ETA: temporarily Friends-locking this post at a request from Mary (explanation pending- she was in a rush and dropped me a quick email asking if I could hold off on blogging it). It may be that she/SFWA was already working on something and hoped to reveal it internally from SFWA before we appeared to request it, I don't know. Knowing how I have always hated being asked to do something just before I was going to do it anyway, thus being robbed of the appearance of initiative, I will ask people to hold off on re-blogging this for the moment in case that's what's going on.

EATA: ok, Mary commented below and I'm unlocking this post.
Brian and Anne

Because I said I would give more context

a post explaining the context of a couple other posts recently...

There was this thing. At least, most of us are hoping it is accurate to use the word "was" because it seemed a rather toxic thing, such that it was easy to look at from the outside and dismiss as LJ Drama, or "a bag full of angry cats" or some other thing that apparently made various people who did not read it choose not to read it and some people congratulate themselves on the wisdom of staying far, far, away.

There are a couple names for it, but the one I've heard most often is RaceFail '09. There is a short summary here, and a linkety guide here including a link to a timeline and another summary of events (she calls it "Writing The Other/Great Cultural Appropriation Debate of DOOM '09" which is more descriptive in some ways, but doesn't have the short quick impression of total morass 'o doom that "RaceFail '09" does). Another comment people should read before diving in, with a lightly shorter link list, is here.
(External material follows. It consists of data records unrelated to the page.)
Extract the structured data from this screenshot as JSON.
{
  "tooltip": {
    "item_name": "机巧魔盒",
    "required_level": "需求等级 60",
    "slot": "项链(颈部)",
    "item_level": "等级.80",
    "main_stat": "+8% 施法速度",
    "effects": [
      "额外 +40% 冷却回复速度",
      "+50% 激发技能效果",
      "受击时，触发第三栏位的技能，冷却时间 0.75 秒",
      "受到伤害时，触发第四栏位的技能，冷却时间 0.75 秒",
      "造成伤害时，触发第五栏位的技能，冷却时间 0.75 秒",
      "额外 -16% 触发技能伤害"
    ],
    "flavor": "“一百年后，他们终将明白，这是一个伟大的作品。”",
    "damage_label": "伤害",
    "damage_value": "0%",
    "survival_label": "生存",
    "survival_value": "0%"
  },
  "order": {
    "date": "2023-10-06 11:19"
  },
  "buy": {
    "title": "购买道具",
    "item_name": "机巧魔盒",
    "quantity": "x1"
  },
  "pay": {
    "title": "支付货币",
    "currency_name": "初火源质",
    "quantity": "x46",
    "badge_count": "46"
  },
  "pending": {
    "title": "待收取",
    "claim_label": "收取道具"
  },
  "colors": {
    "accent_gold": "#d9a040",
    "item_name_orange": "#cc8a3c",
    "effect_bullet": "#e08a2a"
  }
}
And yes, somewhere in there is evidence that there are certainly people who believe SF (as a written industry, and as a fandom) is not a safe place for people of color. Now, of course, many people will just point at RaceFail '09 itself to prove that point. I don't know how many people will listen to them. I know fandom is certainly both wider and deeper than this particular debate. I also know it is distinctly lacking in characters of color in writing by white people, authors and editors of color in the industry, and fans of color at literary sf cons. There are a few, but not enough.

(apparently there was another discussion last year that was slightly more sane. I remember reading Bear's post on it at the time, but otherwise didn't see much of it. )

If you are going to read any of it, I also recommend you read this essay on the definition of racism and also google "race theory" or "critical race theory" so as to avoid having the "what the heck are you people talking about and why are you mangling this corner of English so no one can talk to each other sensibly on this subject?" reaction in public the first time (like I did).

I have not read it all yet, but I plan to explore further, since the short summary (and other comments I've received) indicate "there have been many interesting and thoughtful posts by fans of color" and those are of interest to me. I hope to post a guide pointing to those later.

In the meantime, one thing some people point to as a positive !fail coming out of this is the creation of a new small press called Verb Noire. They are taking donations now to help them get started.